Understanding Reactor Pattern for Highly Scalable I/O Bound Web Server
After accepting the incoming request, the server establishes a TCP connection. It reads and parses the content in the request from the socket CPU bound. Then the request is dispatched to the application level for domain-specific logics, which would probably visit the file system for data. Once finished, the server writes the response to the client, and waits for the next request, or closes the connection.
Actually, there are various ways to do this — different programming languages have their own libraries e.

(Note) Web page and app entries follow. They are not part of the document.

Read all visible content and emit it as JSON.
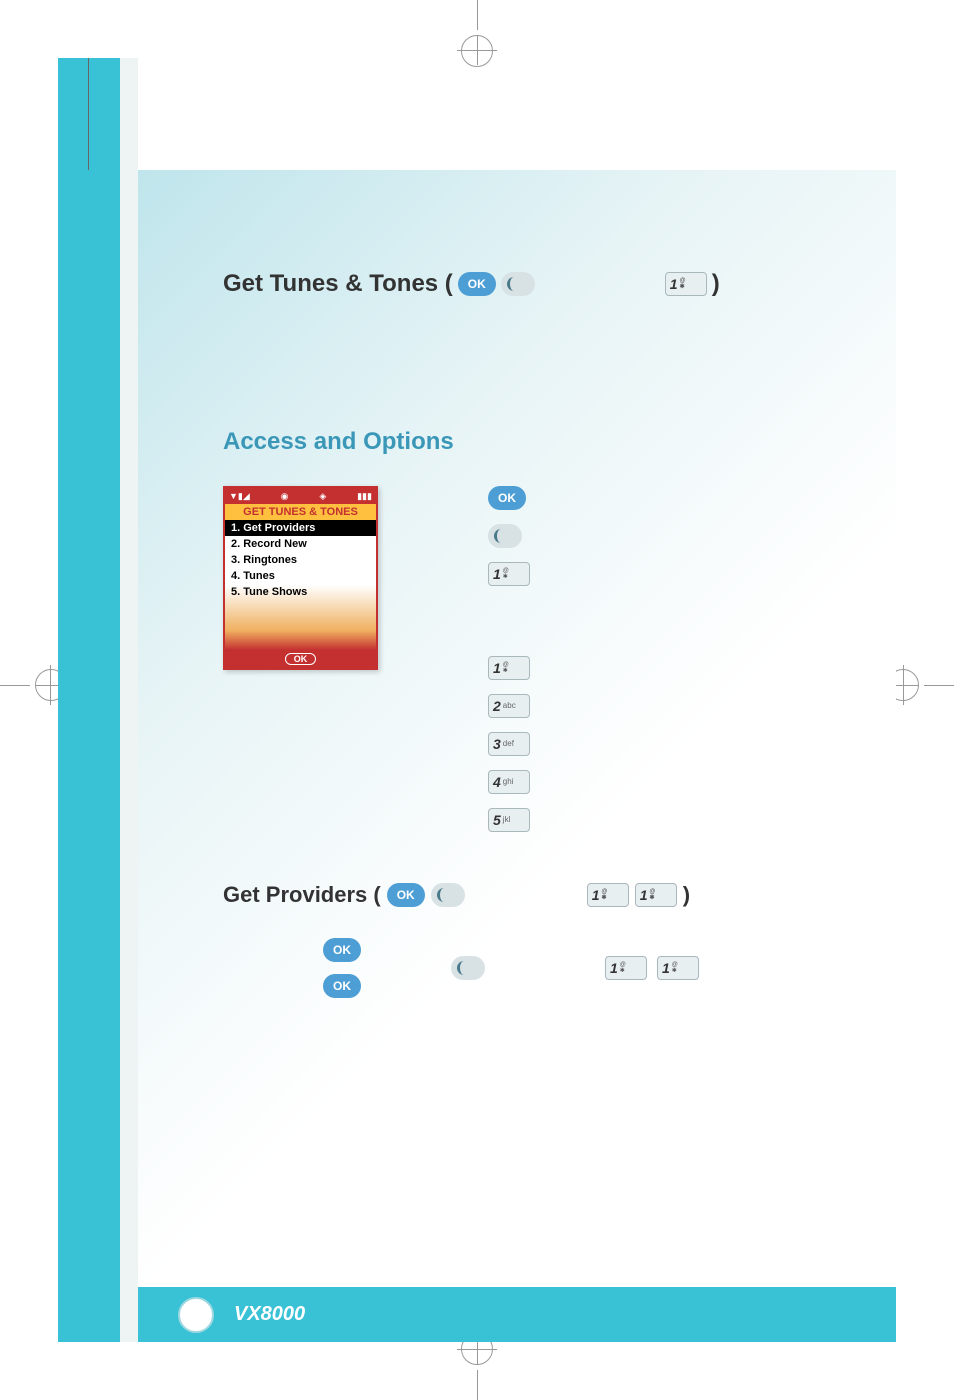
{
  "heading1_prefix": "Get Tunes & Tones (",
  "heading1_suffix": " )",
  "ok_label": "OK",
  "heading2": "Access and Options",
  "phone_screen": {
    "title": "GET TUNES & TONES",
    "items": [
      "1. Get Providers",
      "2. Record New",
      "3. Ringtones",
      "4. Tunes",
      "5. Tune Shows"
    ],
    "softkey": "OK"
  },
  "keys": {
    "k1": {
      "num": "1",
      "sub": ""
    },
    "k2": {
      "num": "2",
      "sub": "abc"
    },
    "k3": {
      "num": "3",
      "sub": "def"
    },
    "k4": {
      "num": "4",
      "sub": "ghi"
    },
    "k5": {
      "num": "5",
      "sub": "jkl"
    }
  },
  "sub_heading_prefix": "Get Providers (",
  "sub_heading_suffix": " )",
  "footer_model": "VX8000",
  "status_icons": {
    "signal": "▼▮◢",
    "camera": "◉",
    "diamond": "◈",
    "battery": "▮▮▮"
  }
}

And the operating systems themselves also provide system calls in the kernel level — e. To handle web requests, there are two competitive web architectures — thread-based one and event-driven one. Nowadays Apache-MPM prefork still retains the feature for the following reasons. It is appropriate for sites that need to multipleexed threading for compatibility with non-thread-safe libraries.
Building Highly Scalable Servers with Java NIO (O’Reilly) 
It is also the best MPM for isolating each request, so that a problem with a single request will not affect any other. However, the isolation and thread-safety come at a price.
Processes are too heavyweight with slower context-switching and memory-consuming. Therefore, the thread-per-connection approach comes into being for better scalability, though programming with threads is error-prone and scalbale. The dispatcher nuild on the socket for new connections and offers them to the bounded blocking queue. Connections exceeding the limitation of the queue will be dropped, but latencies for accepted connections become predictable.
A pool of threads poll the queue for incoming requests, and then process and respond.
Apache-MPM worker takes advantages of both processes and threads threadpool. Scalahle using threads to serve requests, it is able to serve a large number of requests with fewer system resources than a process-based server. However, it retains much of the stability of a process-based server by keeping multiple processes available, each with many threads. Unfortunately, there is always a one-to-one relationship between connections and threads.
Long-living connections like Keep-Alive connections give rise to a large number of worker threads waiting in the idle state for whatever it is slow, e. In addition, hundreds or even thousands of concurrent threads can sccalable a great deal of stack space in the memory.
The reactor pattern is one implementation technique of the event-driven architecture. Events are like incoming a new connection, ready for read, ready for write, etc.
Building Highly Scalable Servers with Java NIO (O’Reilly)
Talk is cheap and show me the code: You can also try to build with Netty, a NIO client server framework. In the following code, a single boss thread is in an event loop blocking on a selector, which is registered with several channels and handlers. Associated handlers will no executed by the boss thread for specific events accept, read, write operations coming from those channels. In terms of processing the request, a threadpool is still used.
Here is a simple implementation with a threadpool for connections: Reactor Pattern The reactor pattern is one implementation technique of the event-driven architecture.
This pattern decouples modular application-level code from reusable reactor implementation. Acceptor, selected when a new connection incomes.
References C10k problem, http: